Your conduct at Provo seems, from all accounts of it, to have been perfectly proper, and is fully approved by the President. Your refusal on a former occasion to violate the promise of pardon contained in the President’s proclamation was equally praiseworthy and correct.

I am, very respectfully, yours, &c., J. S. BLACK. ALEX WILSON, Esq., United States District-Attorney, Utah Territory.

NEWS FROM THE ARMY IN UTAH. Correspondence of the Louisville Courier.

The continued absence of the paymaster has caused a pressure in the money market, never before experienced in any country, and were it not in the hopes of his arrival at no distant day, I do not know what would become of us. In the entire camp $1,000 in coin could not be procured, even at 25 per cent, Government vouchers are plenty, but are of no avail, being in sums too large for general circulation at par, and holders not relishing the idea of paying 20 or 25 per cent, for coin.

Capt. SIMPSON’S topographical engineers left here on Monday last for Carson Valley, for the purpose of exploring a route. They will be absent some three months. He employed Mr. REESE, a Mormon Bishop, as guide. The escort that left this post a short time ago, after Maj. PRINCE, also went under the guidance of a Mormon. Much dissatisfaction has been expressed by the Gentile citizens here, against Capt. TURNLEY, A. Q. M., for giving employment to Mormons when, at the same time large numbers of discharged teamsters (Gentiles) are actually suffereing for want of food. The conduct of RUSSELL, MAJORS, and WADDALL has been most outrageous in discharging teamsters here, cheating them out of their hard-earned pay when possible.

On Monday, a party started for Cave Valley, about forty miles from this post, where, report says, gold has been found in great abundance. Should this prove to be the case, numbers of Californians will come here.

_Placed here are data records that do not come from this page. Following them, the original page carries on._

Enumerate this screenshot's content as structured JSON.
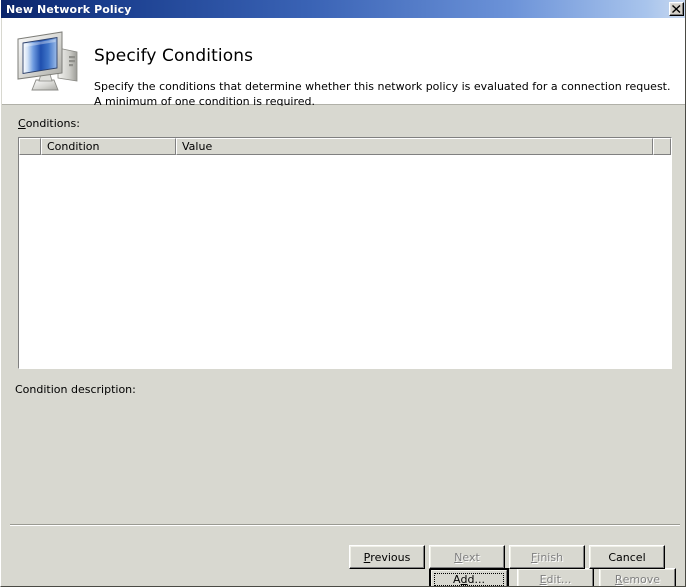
{
  "window": {
    "title": "New Network Policy",
    "close_icon": "close-icon",
    "close_label": "Close"
  },
  "banner": {
    "icon": "computer-monitor-icon",
    "heading": "Specify Conditions",
    "description": "Specify the conditions that determine whether this network policy is evaluated for a connection request. A minimum of one condition is required."
  },
  "conditions": {
    "label_prefix": "C",
    "label_rest": "onditions:",
    "columns": [
      "",
      "Condition",
      "Value",
      ""
    ],
    "rows": []
  },
  "description_panel": {
    "label": "Condition description:",
    "text": ""
  },
  "action_buttons": [
    {
      "name": "add-button",
      "label_pre": "A",
      "label_acc": "d",
      "label_post": "d...",
      "enabled": true,
      "default": true
    },
    {
      "name": "edit-button",
      "label_pre": "",
      "label_acc": "E",
      "label_post": "dit...",
      "enabled": false,
      "default": false
    },
    {
      "name": "remove-button",
      "label_pre": "",
      "label_acc": "R",
      "label_post": "emove",
      "enabled": false,
      "default": false
    }
  ],
  "nav_buttons": [
    {
      "name": "previous-button",
      "label_pre": "",
      "label_acc": "P",
      "label_post": "revious",
      "enabled": true
    },
    {
      "name": "next-button",
      "label_pre": "",
      "label_acc": "N",
      "label_post": "ext",
      "enabled": false
    },
    {
      "name": "finish-button",
      "label_pre": "",
      "label_acc": "F",
      "label_post": "inish",
      "enabled": false
    },
    {
      "name": "cancel-button",
      "label_pre": "Cancel",
      "label_acc": "",
      "label_post": "",
      "enabled": true
    }
  ],
  "colors": {
    "titlebar_start": "#0a246a",
    "titlebar_end": "#c9d9f0",
    "dialog_face": "#d8d8d0",
    "banner_bg": "#ffffff",
    "disabled_text": "#808080"
  }
}
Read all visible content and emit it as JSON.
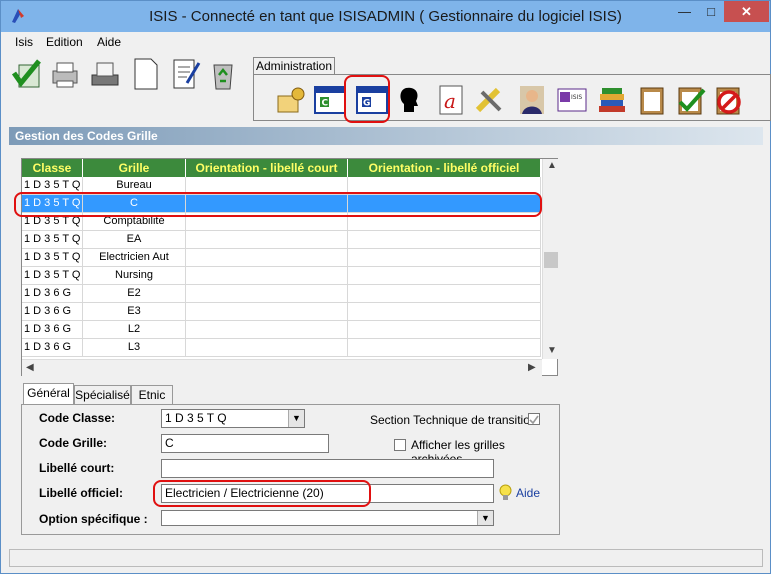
{
  "window": {
    "title": "ISIS - Connecté en tant que ISISADMIN ( Gestionnaire du logiciel ISIS)"
  },
  "menu": {
    "items": [
      "Isis",
      "Edition",
      "Aide"
    ]
  },
  "toolbar": {
    "admin_tab_label": "Administration"
  },
  "section": {
    "title": "Gestion des Codes Grille"
  },
  "grid": {
    "headers": [
      "Classe",
      "Grille",
      "Orientation - libellé court",
      "Orientation - libellé officiel"
    ],
    "rows": [
      [
        "1 D 3 5 T Q",
        "Bureau",
        "",
        ""
      ],
      [
        "1 D 3 5 T Q",
        "C",
        "",
        ""
      ],
      [
        "1 D 3 5 T Q",
        "Comptabilité",
        "",
        ""
      ],
      [
        "1 D 3 5 T Q",
        "EA",
        "",
        ""
      ],
      [
        "1 D 3 5 T Q",
        "Electricien Aut",
        "",
        ""
      ],
      [
        "1 D 3 5 T Q",
        "Nursing",
        "",
        ""
      ],
      [
        "1 D 3 6 G",
        "E2",
        "",
        ""
      ],
      [
        "1 D 3 6 G",
        "E3",
        "",
        ""
      ],
      [
        "1 D 3 6 G",
        "L2",
        "",
        ""
      ],
      [
        "1 D 3 6 G",
        "L3",
        "",
        ""
      ]
    ],
    "selected_row": 1
  },
  "tabs": [
    "Général",
    "Spécialisé",
    "Etnic"
  ],
  "form": {
    "code_classe_label": "Code Classe:",
    "code_classe_value": "1 D 3 5 T Q",
    "code_grille_label": "Code Grille:",
    "code_grille_value": "C",
    "libelle_court_label": "Libellé court:",
    "libelle_court_value": "",
    "libelle_officiel_label": "Libellé officiel:",
    "libelle_officiel_value": "Electricien / Electricienne (20)",
    "option_label": "Option spécifique :",
    "option_value": "",
    "section_transition_label": "Section Technique de transition",
    "afficher_archivees_label": "Afficher les grilles archivées",
    "aide_label": "Aide"
  },
  "colors": {
    "accent": "#3399ff",
    "grid_header_bg": "#3c8a3c",
    "grid_header_fg": "#ffff66",
    "highlight": "#e01010"
  }
}
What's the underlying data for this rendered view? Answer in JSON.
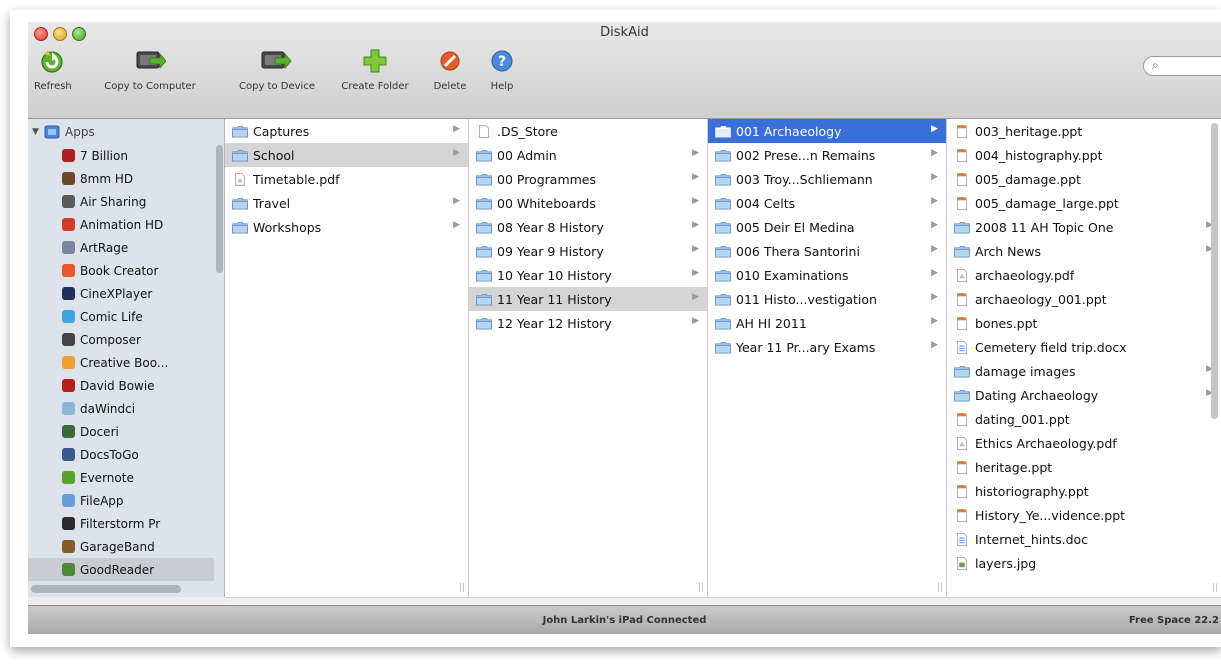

Judge CRADLEBAUGH has gone south to Mountain Meadows, for the purpose of procuring evidence in that terrible and stupendous massacre.